The China factor
China’s growing importance and dominance in Africa is a well-established fact. China’s trade with Africa touched more than $200 billion in 2013 and is estimated to cross $385 billion by the end of 2015. Chinese investment in Africa has been massively driven by the need of the African states and China’s geo-economic strategy. According to China, in 2012, its FDI in Africa reached $2.52 billion, reflecting annual growth of some 20% since 2009. Further, infrastructure development is a huge problem for Africa and China fits in perfectly to help the continent overcome its infrastructure deficit. At the same time, it gets opportunities for its heavy industries to invest in Africa. For instance, it is estimated that Africa suffers from a $900-billion infrastructure deficit and, hence, Chinese footprints with regard to infrastructure development for Africa are everywhere. However, as the Chinese economy slows down, there are fears that China-Africa bilateral trade would leave several African economies vulnerable as they are heavily dependent on China.

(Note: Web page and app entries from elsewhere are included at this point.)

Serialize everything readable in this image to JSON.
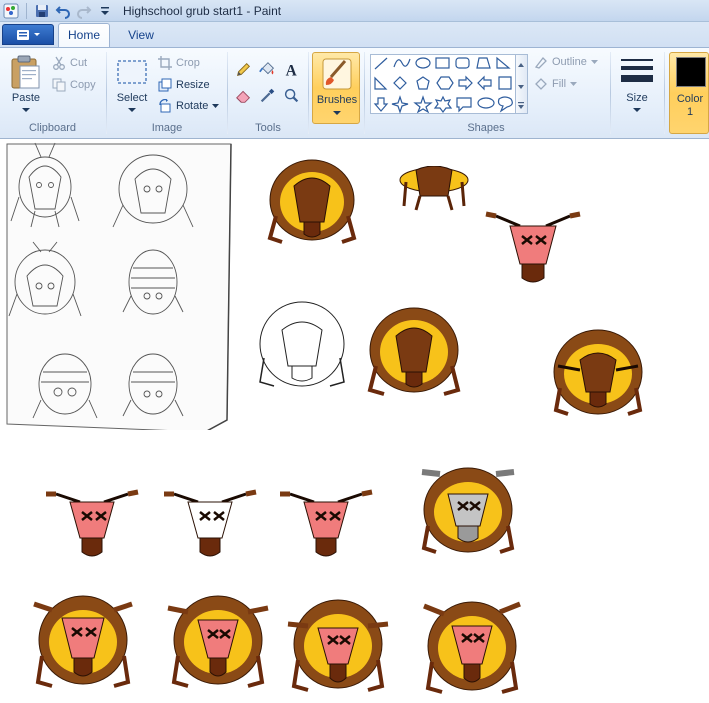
{
  "window": {
    "title": "Highschool grub start1 - Paint"
  },
  "tabs": {
    "home": "Home",
    "view": "View"
  },
  "clipboard": {
    "group_label": "Clipboard",
    "paste": "Paste",
    "cut": "Cut",
    "copy": "Copy"
  },
  "image": {
    "group_label": "Image",
    "select": "Select",
    "crop": "Crop",
    "resize": "Resize",
    "rotate": "Rotate"
  },
  "tools": {
    "group_label": "Tools",
    "icons": [
      "pencil-icon",
      "fill-icon",
      "text-icon",
      "eraser-icon",
      "color-picker-icon",
      "magnifier-icon"
    ]
  },
  "brushes": {
    "label": "Brushes"
  },
  "shapes": {
    "group_label": "Shapes",
    "outline": "Outline",
    "fill": "Fill"
  },
  "size": {
    "label": "Size"
  },
  "color1": {
    "label_line1": "Color",
    "label_line2": "1",
    "value": "#000000"
  },
  "colors": {
    "ribbon_bg": "#e4eefa",
    "accent_blue": "#15428b",
    "brush_highlight": "#ffcf5c",
    "grub_brown": "#7a3a12",
    "grub_yellow": "#f7c21a",
    "grub_pink": "#f07c7c",
    "grub_gray": "#c4c4c4"
  }
}
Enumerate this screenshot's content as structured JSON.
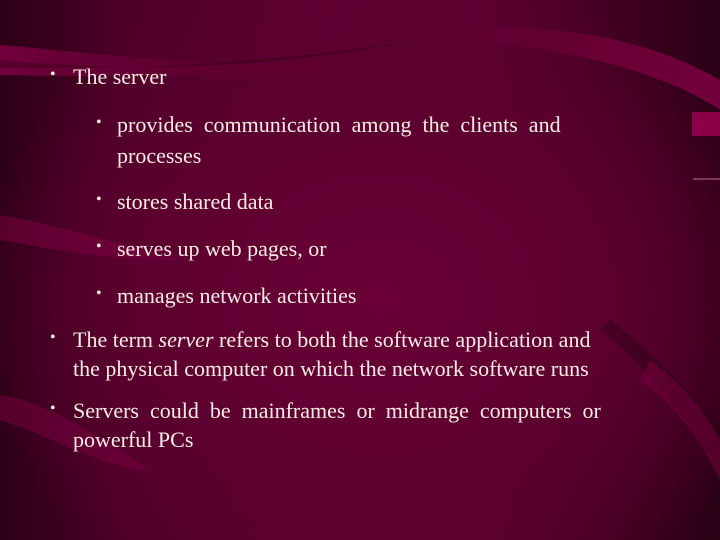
{
  "slide": {
    "bullets": [
      {
        "level": 1,
        "text": "The server",
        "children": [
          {
            "level": 2,
            "line1": "provides  communication  among  the  clients  and",
            "line2": "processes"
          },
          {
            "level": 2,
            "text": "stores shared data"
          },
          {
            "level": 2,
            "text": "serves up web pages, or"
          },
          {
            "level": 2,
            "text": "manages network activities"
          }
        ]
      },
      {
        "level": 1,
        "pre": "The term ",
        "emphasis": "server",
        "post": " refers to both the software application and",
        "line2": "the physical computer on which the network software runs"
      },
      {
        "level": 1,
        "line1": "Servers  could  be  mainframes  or  midrange  computers  or",
        "line2": "powerful PCs"
      }
    ],
    "bullet_glyph": "•"
  },
  "colors": {
    "background": "#5c002f",
    "background_dark": "#2c0016",
    "swoosh": "#7a0040",
    "text": "#f6ece4"
  }
}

At a time when China is looking to upgrade its relationship with Africa, it is imperative that India provides a counter-balance to the Chinese hegemony in the continent. It is time that India leveraged its geographical proximity to Africa and her historic cultural, political and economic ties with the region. India needs Africa not only to meet its growing energy needs but also to access new markets in Africa with a rising middle class. Most importantly, India needs the support of African countries not only to negotiate contentious issues affecting its development in multilateral forums like WTO, World Bank, IMF, etc, but also to fulfil its ambition to become a permanent member of the UN Security Council. In addition, the Indian diaspora, which has a significant presence in the region, remains untapped.
It is evident that the forthcoming summit would reiterate India’s commitment and comprehensive support to Africa’s development efforts through various initiatives including enhancing Lines of Credit to the region, encouraging private sector participation, providing help to improve institutional and skill capabilities, and pursue its developmental agenda in Africa through the South-South Cooperation model. The summit is significant as it will highlight the new government’s vision for cooperation with the fastest growing region in the world.
The author is policy lead, Knowledge Partnership Programme, IPE Global, and senior fellow, Observer Research Foundation, New Delhi